According to Bloomberg,
Hedge funds are betting on another run of yen weakness, a trade that made money earlier this year for billionaire George Soros, putting them in opposition to economists who see Japan’s currency little changed into 2014.
Futures traders pushed net shorts, or wagers the yen will fall versus the dollar, to the highest since July 2007, according to the Commodity Futures Trading Commission. That contrasts with the median estimate of more than 50 analysts surveyed by Bloomberg, which puts the currency at 102 per dollar at the end of the first quarter of 2014, from 101.47 today.
Japan has resorted to an unprecedented $70 billion of monthly bond purchases since April to depreciate its currency, boost growth and combat deflation. The yen has plunged 15 percent this year, on pace for the biggest drop since 1979.
The yen fell to as low as 101.92 per dollar yesterday, the weakest level since May, when it slid to a 4 1/2-year low of 103.74. While it gained for the first time in four days today, its decline this year makes it the worst performer after South Africa’s rand among 16 major currencies tracked by Bloomberg.
Soros, 83, made almost $1 billion from November 2012 to February 2013 on bets the yen would tumble, according to a person close to the billionaire’s family office. Michael Vachon, a spokesman for Soros Fund Management LLC, declined to comment.
Soros’s former chief strategist, Stan Druckenmiller, who made $10 billion with Soros in 1992 from a wager that the Bank of England would be forced to devalue the pound, has also been selling the yen. Druckenmiller, the founder of Duquesne Capital Management LLC, said in a Bloomberg interview in September that his firm is “short some yen,” while being “long some Japanese” stocks.
Fortress Macro Fund, which is run by Michael Novogratz and Adam Levinson, made money trading the yen last year when the currency fell 13 percent. Fortress Macro Funds oversee $3.8 billion. Spokesman Gordon Runte couldn’t be reached for comment.

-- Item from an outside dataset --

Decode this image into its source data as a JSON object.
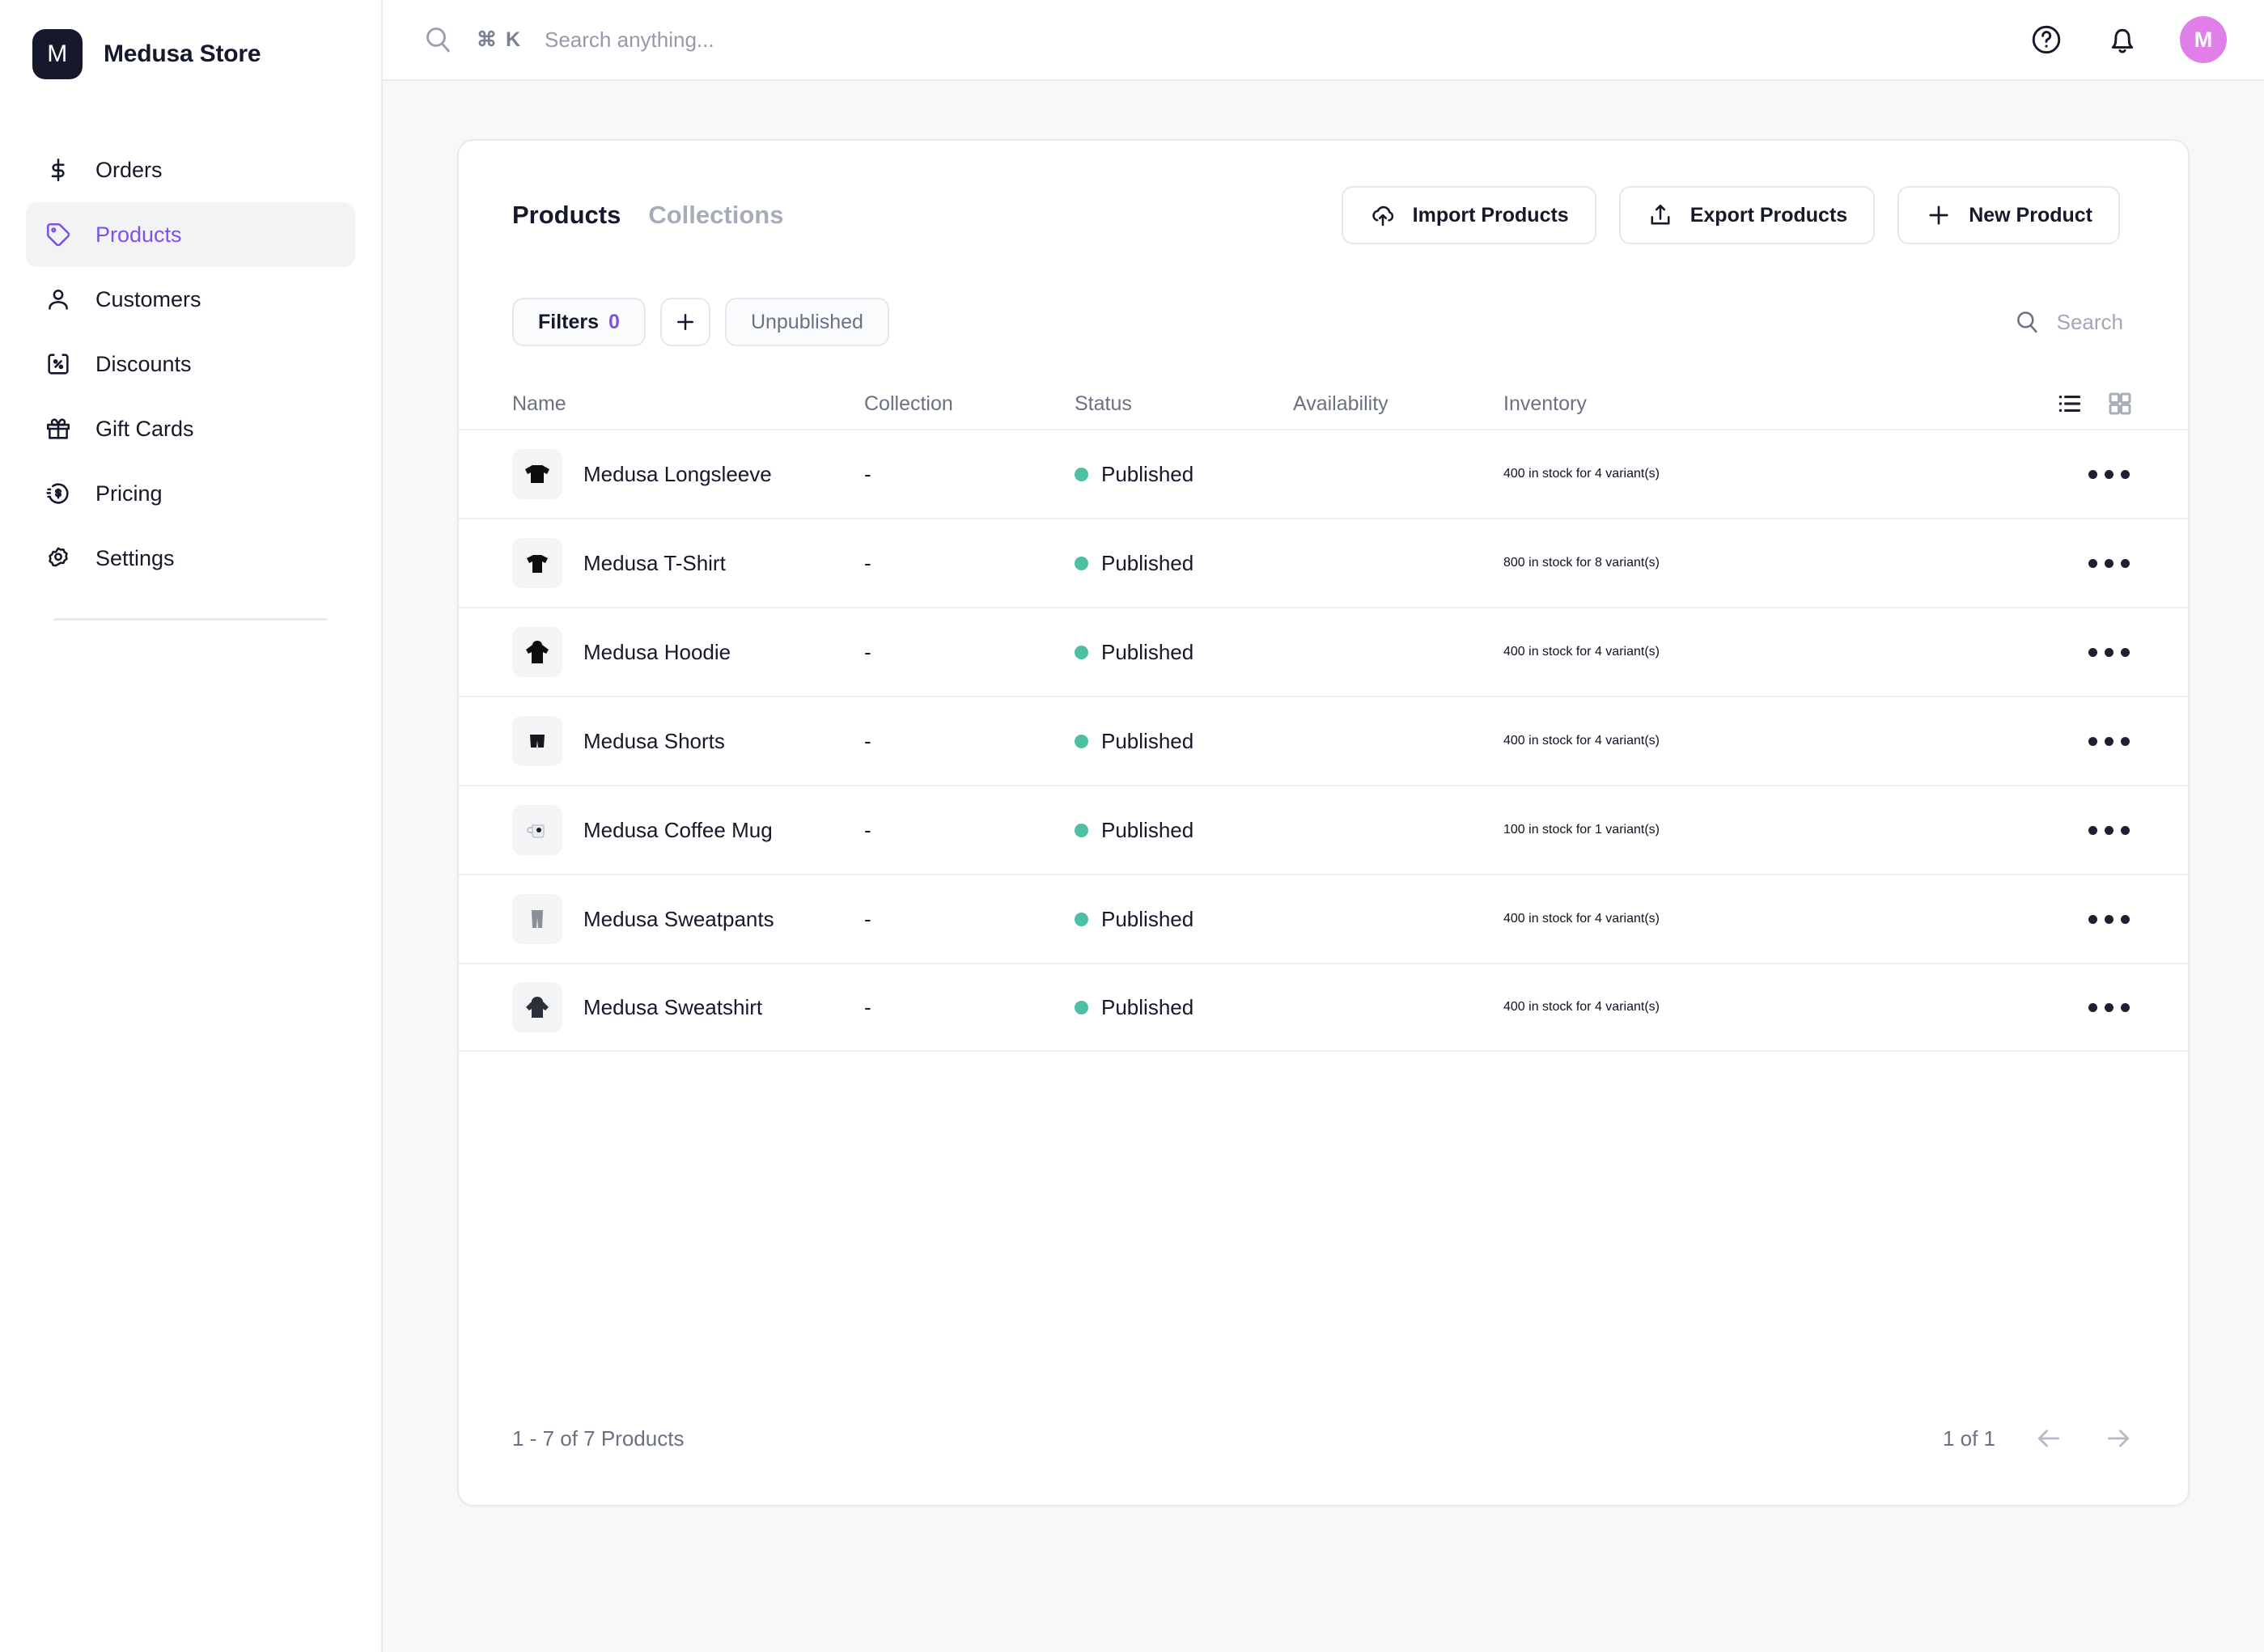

Signs that the Federal Reserve may reduce its $85 billion a month of bond purchases, which pump money into the economy and debase the dollar, are also driving the yen’s plunge versus the U.S. currency. Minutes of the U.S. central bank’s Oct. 29-30 policy meeting showed that Fed officials expected to reduce their stimulus program “in coming months” as the economy improves.